When the aforementioned redesign of the trestles was introduced and replacement construction begun, it was apparent that the replacement construction work would have to be re-thought, as the locations of some members in the new design clashed with existing old members. However, new methods were soon worked out, thanks mainly to the bridge contractors, a firm from Vancouver Island which had considerable experience working on trestles on the Esquimalt and Nanaimo Railway. The two principals of the firm, Bun Dobson and Ken Harcus, relatively young men, took a personal interest in the work and their planning together with their highly skilled crews and appropriate machines resulted in a smooth process of trestle reconstruction over a period of four years.
Some of the reconstruction to the new design was also undertaken by railway forces. Similarily, in the earlier years, most of the work was again done by railway forces. In the early period, all the framing using untreated timber was done on the site, and bridge replacement was done, as usual, with no delays to traffic. Considerable knowledge and skill was necessary, and, above all, experience. Names come to mind. Bridge and Building Masters Jim Dobbie and John Duncan. Bridge and Building Foremen Frank Gee, Herb Olsen, and Tommy Grant. Bridgemen and Carpenters the likes of Dave Robison, Wally Yule, Ernie Stahl and Browning Hoist Operator Bill Halbauer, who not only ran the hoist, he orchestrated it. There were countless others who went before, too many to mention.
The frame trestle bridges in Myra Canyon were not unique to the Carmi Subdivision. There were many others on other Subdivisions, particularily in the Coquihalla Pass. What is unique, perhaps, about the Myra Canyon scenario is the concentration of heavy works over a distance of 5.4 miles. It is interesting to note that a straight line drawn from the rail entrance to Myra Canyon to its exit is less than a mile long.
Although the railway is long gone, here, at least, is a reminder of what planning and execution went into the creation and maintenance of a small piece of the transportation link across southern British Columbia.

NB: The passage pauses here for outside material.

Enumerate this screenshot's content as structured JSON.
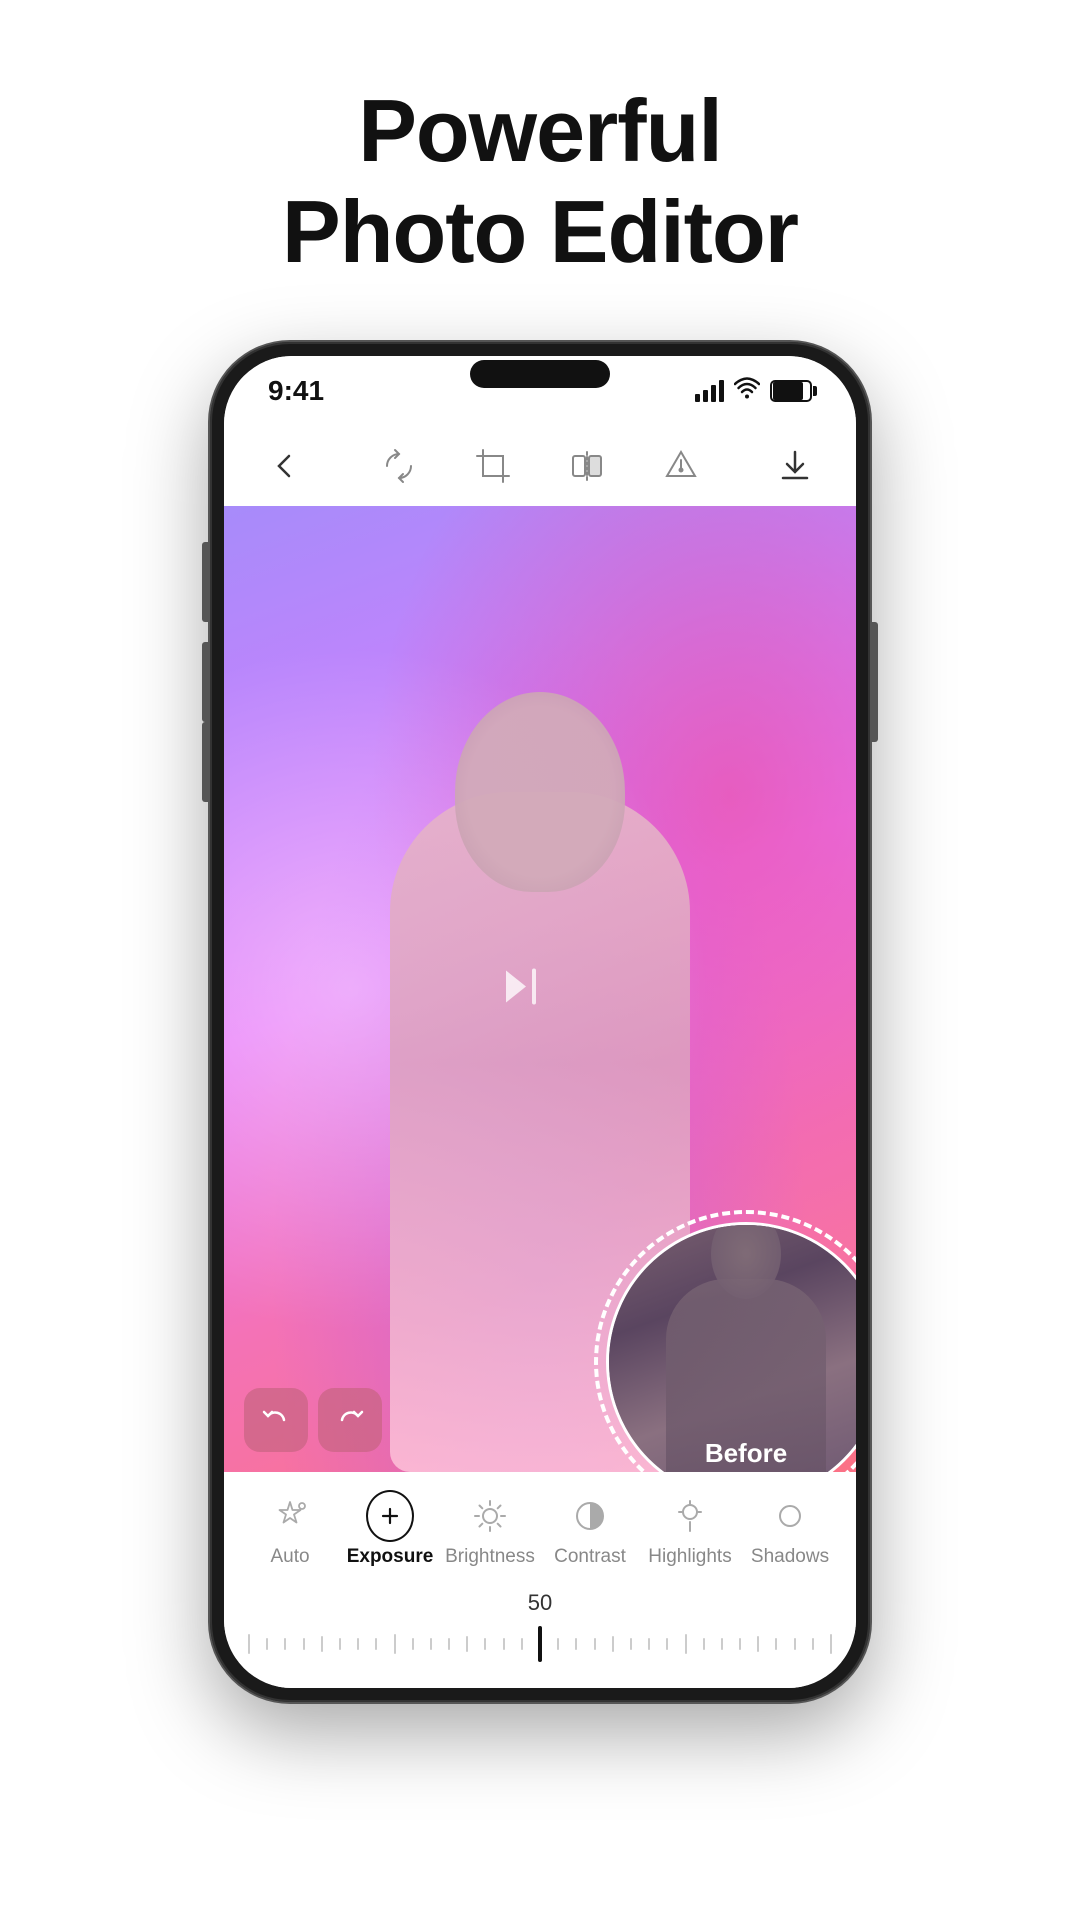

Sic Transit Gloria Mundi
Kelowna Daily Courier, Sunday, Sept 21, 2003.